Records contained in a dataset
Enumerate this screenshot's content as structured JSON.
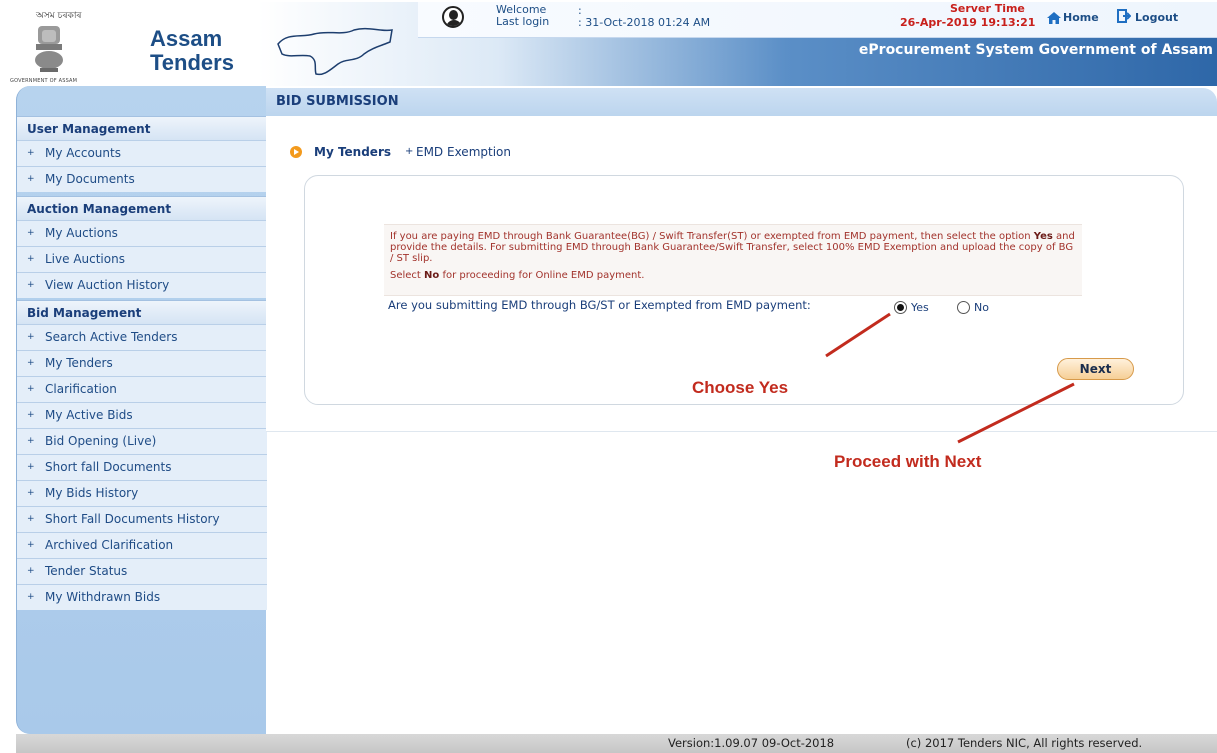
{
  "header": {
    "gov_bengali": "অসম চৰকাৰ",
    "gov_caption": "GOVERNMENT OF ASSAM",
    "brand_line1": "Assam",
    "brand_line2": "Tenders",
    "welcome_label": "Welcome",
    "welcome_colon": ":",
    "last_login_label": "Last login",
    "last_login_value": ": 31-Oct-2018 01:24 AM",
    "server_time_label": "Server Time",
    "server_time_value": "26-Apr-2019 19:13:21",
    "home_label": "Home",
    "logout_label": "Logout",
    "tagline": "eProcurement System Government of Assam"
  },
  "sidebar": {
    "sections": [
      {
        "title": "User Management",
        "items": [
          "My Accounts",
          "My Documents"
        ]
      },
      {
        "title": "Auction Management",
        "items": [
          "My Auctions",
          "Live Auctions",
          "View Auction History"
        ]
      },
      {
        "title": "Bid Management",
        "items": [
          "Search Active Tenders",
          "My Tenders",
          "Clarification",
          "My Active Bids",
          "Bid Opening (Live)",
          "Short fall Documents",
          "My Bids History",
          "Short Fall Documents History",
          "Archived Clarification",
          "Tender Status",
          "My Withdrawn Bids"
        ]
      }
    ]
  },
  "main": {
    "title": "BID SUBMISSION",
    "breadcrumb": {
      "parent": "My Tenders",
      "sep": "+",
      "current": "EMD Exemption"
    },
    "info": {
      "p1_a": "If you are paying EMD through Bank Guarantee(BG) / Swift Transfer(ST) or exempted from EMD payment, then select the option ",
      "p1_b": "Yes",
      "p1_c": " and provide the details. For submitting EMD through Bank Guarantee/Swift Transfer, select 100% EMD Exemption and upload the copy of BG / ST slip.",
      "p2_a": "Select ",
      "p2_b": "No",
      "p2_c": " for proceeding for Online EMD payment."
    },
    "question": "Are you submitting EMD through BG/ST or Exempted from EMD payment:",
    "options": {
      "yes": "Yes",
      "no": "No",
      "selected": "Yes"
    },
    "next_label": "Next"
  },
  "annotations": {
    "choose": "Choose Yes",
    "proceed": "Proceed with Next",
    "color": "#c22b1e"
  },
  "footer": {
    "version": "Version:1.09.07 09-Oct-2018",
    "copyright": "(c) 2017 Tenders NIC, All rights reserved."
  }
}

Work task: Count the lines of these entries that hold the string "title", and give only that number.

Exercise answer: 4